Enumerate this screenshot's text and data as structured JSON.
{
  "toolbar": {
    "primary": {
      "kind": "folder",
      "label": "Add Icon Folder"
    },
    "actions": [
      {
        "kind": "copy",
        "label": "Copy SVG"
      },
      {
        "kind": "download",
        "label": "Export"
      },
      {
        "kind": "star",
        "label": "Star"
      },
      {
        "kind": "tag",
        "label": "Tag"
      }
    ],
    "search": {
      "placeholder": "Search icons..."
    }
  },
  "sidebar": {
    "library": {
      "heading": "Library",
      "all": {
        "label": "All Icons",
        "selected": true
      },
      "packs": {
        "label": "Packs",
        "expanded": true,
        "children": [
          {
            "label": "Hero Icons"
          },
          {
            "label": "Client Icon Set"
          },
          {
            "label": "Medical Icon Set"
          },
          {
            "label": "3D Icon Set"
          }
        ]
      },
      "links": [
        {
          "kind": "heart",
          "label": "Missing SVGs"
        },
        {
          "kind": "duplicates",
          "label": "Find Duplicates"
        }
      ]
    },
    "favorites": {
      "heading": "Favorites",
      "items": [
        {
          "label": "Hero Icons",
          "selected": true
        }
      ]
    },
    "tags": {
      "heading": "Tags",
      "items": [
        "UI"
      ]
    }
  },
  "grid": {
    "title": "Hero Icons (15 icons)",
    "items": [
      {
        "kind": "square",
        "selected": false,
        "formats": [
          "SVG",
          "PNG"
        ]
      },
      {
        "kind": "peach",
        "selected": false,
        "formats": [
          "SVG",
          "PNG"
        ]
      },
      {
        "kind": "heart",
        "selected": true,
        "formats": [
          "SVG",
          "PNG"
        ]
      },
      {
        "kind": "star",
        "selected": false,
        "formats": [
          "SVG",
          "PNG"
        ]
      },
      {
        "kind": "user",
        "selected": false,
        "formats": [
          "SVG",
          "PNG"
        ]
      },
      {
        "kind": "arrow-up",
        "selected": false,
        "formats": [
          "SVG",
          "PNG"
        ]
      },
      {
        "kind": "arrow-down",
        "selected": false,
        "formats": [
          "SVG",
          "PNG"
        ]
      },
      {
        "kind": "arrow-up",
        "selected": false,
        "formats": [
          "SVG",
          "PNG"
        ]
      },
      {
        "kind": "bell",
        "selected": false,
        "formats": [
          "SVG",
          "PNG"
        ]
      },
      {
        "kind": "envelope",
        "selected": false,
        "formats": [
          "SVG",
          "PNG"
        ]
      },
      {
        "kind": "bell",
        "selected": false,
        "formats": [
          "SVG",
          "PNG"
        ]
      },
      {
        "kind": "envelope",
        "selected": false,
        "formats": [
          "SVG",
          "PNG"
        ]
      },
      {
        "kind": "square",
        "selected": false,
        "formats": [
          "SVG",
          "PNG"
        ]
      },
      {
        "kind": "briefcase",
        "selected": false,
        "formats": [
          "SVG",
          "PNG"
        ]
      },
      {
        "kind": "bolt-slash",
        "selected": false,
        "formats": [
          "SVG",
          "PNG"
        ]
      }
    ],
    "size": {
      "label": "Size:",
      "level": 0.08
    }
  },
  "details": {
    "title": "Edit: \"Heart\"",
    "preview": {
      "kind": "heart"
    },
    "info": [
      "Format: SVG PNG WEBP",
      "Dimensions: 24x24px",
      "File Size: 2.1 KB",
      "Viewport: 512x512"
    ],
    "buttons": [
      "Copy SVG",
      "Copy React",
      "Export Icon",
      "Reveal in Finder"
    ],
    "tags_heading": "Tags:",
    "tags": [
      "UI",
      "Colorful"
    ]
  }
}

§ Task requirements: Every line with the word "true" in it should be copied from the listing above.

§ Solution for this problem:
        "selected": true
        "expanded": true,
          "selected": true
        "selected": true,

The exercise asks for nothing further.